This email came in the other day from Jane (not her real name) and is a very typical story of those trying to start out on keto but simply can’t break that sugar addiction:
What is noteworthy is Jane’s initial weight-loss, some 7 lbs (3kg) in only 9 days! This is EXACTLY what I would expect to see from someone hitting that ketosis “sweet-spot” and is in line with what I witnessed during my weight loss phase, after dropping all dairy. So this proves that Jane is getting everything correct in her diet & that the physiology is also working. Then at nine days it all falls apart. The sugar cravings take hold and she returns to her old habits. To think, if only Jane had just carried on as she was doing! Losing weight at that rate, she would have lost all that 110 lbs (50kg) in only 141 days, or just under 5 months!! If I’ve said it once, I’ve said it a million times, the biggest hurdle to getting into ketosis is in your mind. The physiology will take care of itself.. if you just let it..
I have no magic wand to wave here, no silver bullet that can break your sugar addiction. We are all different. I touch on the psychology in the getting started section but that’s just my perspective. You will have to deal with it in your own way if you are to be successful but the support of others who have been there before is certainly a BIG help, as was the case with me.

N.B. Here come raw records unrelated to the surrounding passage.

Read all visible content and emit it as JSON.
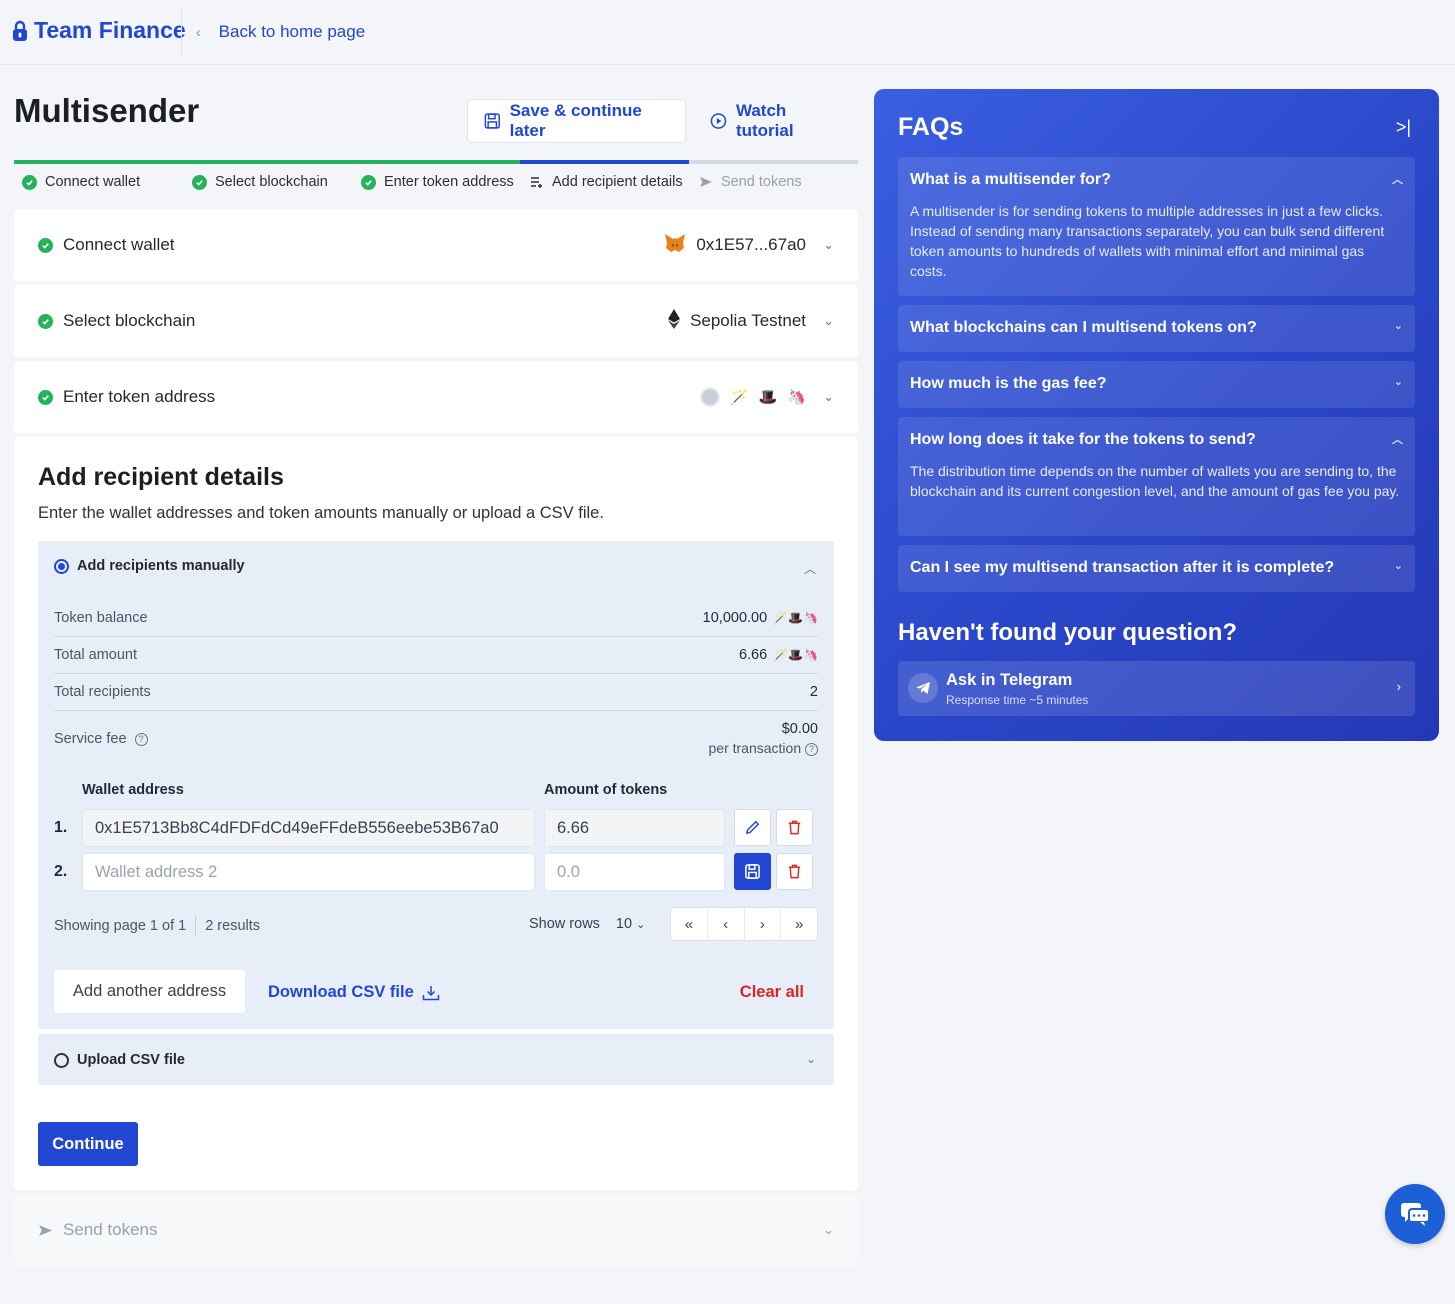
{
  "header": {
    "brand": "Team Finance",
    "back_label": "Back to home page"
  },
  "page": {
    "title": "Multisender",
    "save_label": "Save & continue later",
    "watch_label": "Watch tutorial"
  },
  "steps": [
    {
      "label": "Connect wallet",
      "state": "done"
    },
    {
      "label": "Select blockchain",
      "state": "done"
    },
    {
      "label": "Enter token address",
      "state": "done"
    },
    {
      "label": "Add recipient details",
      "state": "current"
    },
    {
      "label": "Send tokens",
      "state": "pending"
    }
  ],
  "sections": {
    "connect_wallet": {
      "label": "Connect wallet",
      "value": "0x1E57...67a0"
    },
    "select_blockchain": {
      "label": "Select blockchain",
      "value": "Sepolia Testnet"
    },
    "enter_token": {
      "label": "Enter token address"
    }
  },
  "recipients": {
    "title": "Add recipient details",
    "subtitle": "Enter the wallet addresses and token amounts manually or upload a CSV file.",
    "manual_label": "Add recipients manually",
    "stats": {
      "token_balance_label": "Token balance",
      "token_balance": "10,000.00",
      "total_amount_label": "Total amount",
      "total_amount": "6.66",
      "total_recipients_label": "Total recipients",
      "total_recipients": "2",
      "service_fee_label": "Service fee",
      "service_fee": "$0.00",
      "per_transaction": "per transaction"
    },
    "columns": {
      "wallet": "Wallet address",
      "amount": "Amount of tokens"
    },
    "rows": [
      {
        "num": "1.",
        "wallet": "0x1E5713Bb8C4dFDFdCd49eFFdeB556eebe53B67a0",
        "amount": "6.66"
      },
      {
        "num": "2.",
        "wallet_placeholder": "Wallet address 2",
        "amount_placeholder": "0.0"
      }
    ],
    "pager": {
      "showing": "Showing page 1 of 1",
      "results": "2 results",
      "show_rows": "Show rows",
      "rows_value": "10"
    },
    "add_another": "Add another address",
    "download_csv": "Download CSV file",
    "clear_all": "Clear all",
    "upload_csv": "Upload CSV file",
    "continue": "Continue"
  },
  "send_tokens": {
    "label": "Send tokens"
  },
  "faq": {
    "title": "FAQs",
    "items": [
      {
        "q": "What is a multisender for?",
        "a": "A multisender is for sending tokens to multiple addresses in just a few clicks. Instead of sending many transactions separately, you can bulk send different token amounts to hundreds of wallets with minimal effort and minimal gas costs."
      },
      {
        "q": "What blockchains can I multisend tokens on?"
      },
      {
        "q": "How much is the gas fee?"
      },
      {
        "q": "How long does it take for the tokens to send?",
        "a": "The distribution time depends on the number of wallets you are sending to, the blockchain and its current congestion level, and the amount of gas fee you pay."
      },
      {
        "q": "Can I see my multisend transaction after it is complete?"
      }
    ],
    "not_found": "Haven't found your question?",
    "telegram_title": "Ask in Telegram",
    "telegram_sub": "Response time ~5 minutes"
  },
  "colors": {
    "accent": "#2147d3",
    "success": "#23b35a",
    "danger": "#dc2626"
  }
}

Here is my reply to Jane with a few suggestions of my own:
These are just my suggestions. If you have any of your own, please let us know in the comments section.
I look forward to reading them..
7 thoughts on “Breaking that Sugar Addiction”
I saw an interesting TEDx on YouTube about using an opium blocking drug to treat alcoholism. It allowed alcoholics to drink normally because they were not getting the pleasure signals in the brain as the opioid receptors were blocked. Anyway I reckon it would work with food, but taking drugs before eating isn’t practical.. I do have this issue but as the months go by, the cravings and slip ups are less and less. The body remembers what you do most of the time, and even with slip ups, I have made good progress, and so will she.
Yeah Ayah, the drug “anatbus” is very popular here for treating alcoholism. Unfortunately, it’s a well known trade name. All you have to say is “I’m on antabus” and EVERYONE knows the score!
A close family member has just come off a 3-month course and swears that just the thought of drinking is enough to make them feel sick. Let’s hope it has done its job! Time will tell..
But yeah, something similar for sugar addiction i.e. a short term drug just to get you started may be the way forward??
More info: https://en.wikipedia.org/wiki/Disulfiram
This was different. She treated her alcoholism with naltrexone which taken an hour before drinking allowed her to drink like a normal person. So she drank in moderation because her opioid receptors were being blocked.
I really believe weight loss is 95% diet and 100% mental (and not that will power crap!). For me, nothing clicked until I stopped thinking about weight loss and focus on regaining my health. But to do that I had to take a hard look at my lifestyle. This was key. I started looking at myself, my relationship to food and what triggered me to lose it. I never saw myself as a stress eater, but I sure was. Boredom triggered me to. However the main driver was sense of hopelessness when it came to where my life was going. Working 17 hour days in a combative office environment at a job you hate because the pay is good can make you one miserable person. Food became my escape — a very temporary one. Once I figured out the “whys” I had to work on the “hows (e.g. replacing bad habits with good ones, figuring out what was really important to me). That took time. I had missteps along the way (heck i still do).
Couldn’t agree more Dot! What’s the point in trying to get your diet all finely tuned when your working life or even personal life is stressing you out like a taught piano wire?? People forget that stress, although ketogenic in the short term is OK (fight or flight), in the long term large amounts of cortisol running though your veins is HIGHLY inflammatory. “It’s a lifestyle, NOT a diet”, etc etc..